TASK OBJECTIVE: Using the material below, state how many of its lines contain the string "verified", with no other words.
__________________________________________________
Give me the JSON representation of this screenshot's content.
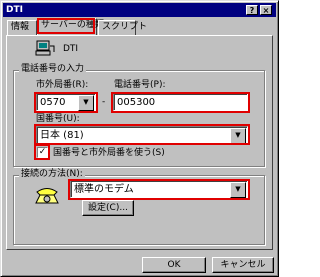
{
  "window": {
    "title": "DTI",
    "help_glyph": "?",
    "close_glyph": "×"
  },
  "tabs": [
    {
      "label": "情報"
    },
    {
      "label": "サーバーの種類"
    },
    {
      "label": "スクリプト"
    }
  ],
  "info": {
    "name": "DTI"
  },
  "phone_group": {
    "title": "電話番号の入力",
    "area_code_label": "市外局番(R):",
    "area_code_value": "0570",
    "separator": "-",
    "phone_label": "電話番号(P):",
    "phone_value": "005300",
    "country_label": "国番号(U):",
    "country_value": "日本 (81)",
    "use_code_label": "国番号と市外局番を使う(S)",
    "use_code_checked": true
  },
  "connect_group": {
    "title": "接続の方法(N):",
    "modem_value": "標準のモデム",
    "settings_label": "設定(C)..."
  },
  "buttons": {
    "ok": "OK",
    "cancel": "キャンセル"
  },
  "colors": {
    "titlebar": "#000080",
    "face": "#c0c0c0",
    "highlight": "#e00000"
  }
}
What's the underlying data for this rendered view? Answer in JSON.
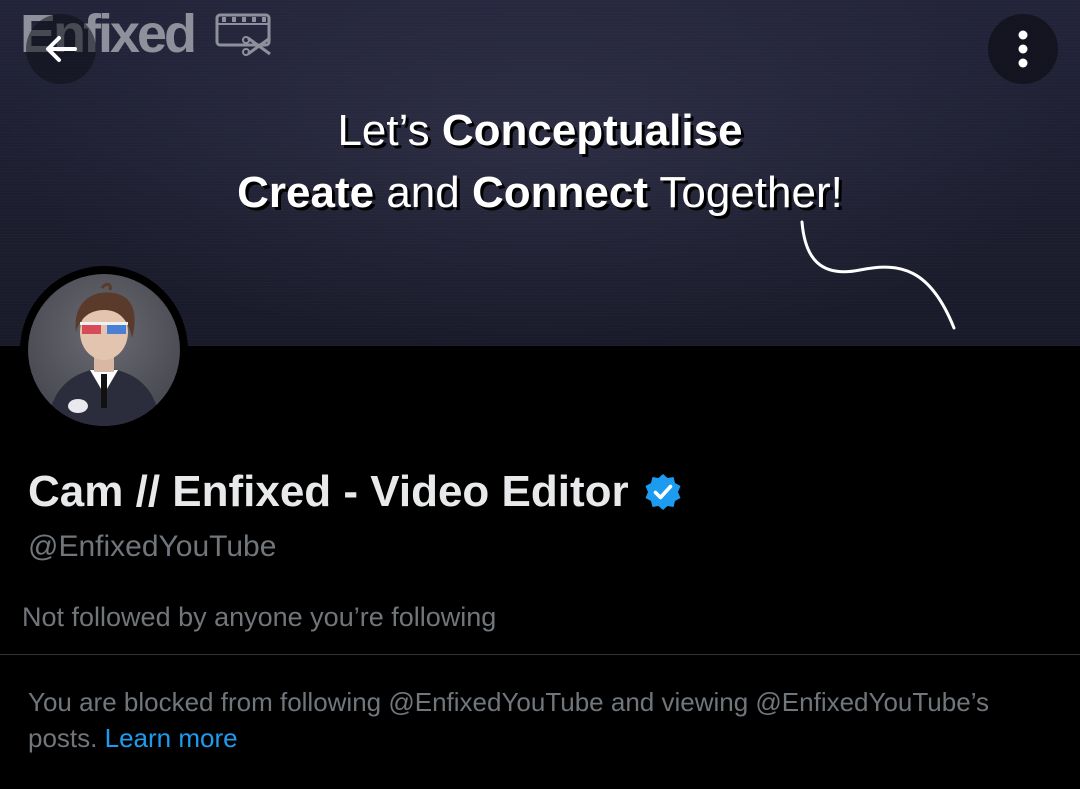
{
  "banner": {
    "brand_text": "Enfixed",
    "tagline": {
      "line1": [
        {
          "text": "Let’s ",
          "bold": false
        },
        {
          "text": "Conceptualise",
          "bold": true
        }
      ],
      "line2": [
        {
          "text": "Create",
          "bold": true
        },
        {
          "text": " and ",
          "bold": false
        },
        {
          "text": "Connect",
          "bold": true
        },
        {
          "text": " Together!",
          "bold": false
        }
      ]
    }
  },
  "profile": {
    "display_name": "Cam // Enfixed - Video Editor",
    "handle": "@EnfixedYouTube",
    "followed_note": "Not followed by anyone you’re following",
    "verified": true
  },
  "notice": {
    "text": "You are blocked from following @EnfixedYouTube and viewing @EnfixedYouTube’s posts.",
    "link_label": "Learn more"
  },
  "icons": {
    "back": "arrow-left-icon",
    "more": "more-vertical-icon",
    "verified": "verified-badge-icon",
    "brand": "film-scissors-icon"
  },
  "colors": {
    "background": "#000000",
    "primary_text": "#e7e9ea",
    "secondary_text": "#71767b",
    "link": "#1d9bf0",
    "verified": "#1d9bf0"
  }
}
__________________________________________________
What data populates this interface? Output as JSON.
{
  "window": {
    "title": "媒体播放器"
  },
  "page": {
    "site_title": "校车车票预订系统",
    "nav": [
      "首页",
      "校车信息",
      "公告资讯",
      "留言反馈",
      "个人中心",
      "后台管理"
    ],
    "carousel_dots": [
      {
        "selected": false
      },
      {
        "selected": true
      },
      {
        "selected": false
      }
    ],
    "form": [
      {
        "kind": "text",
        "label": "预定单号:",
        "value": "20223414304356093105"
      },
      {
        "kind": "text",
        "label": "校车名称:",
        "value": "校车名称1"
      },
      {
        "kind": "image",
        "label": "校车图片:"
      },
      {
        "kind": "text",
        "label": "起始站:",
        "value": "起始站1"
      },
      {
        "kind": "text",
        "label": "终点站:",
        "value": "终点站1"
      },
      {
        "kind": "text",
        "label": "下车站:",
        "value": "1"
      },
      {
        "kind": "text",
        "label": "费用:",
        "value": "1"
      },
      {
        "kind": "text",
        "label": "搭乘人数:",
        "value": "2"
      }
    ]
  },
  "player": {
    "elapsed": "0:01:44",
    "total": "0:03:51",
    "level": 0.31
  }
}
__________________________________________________
RESPONSE BELOW: 3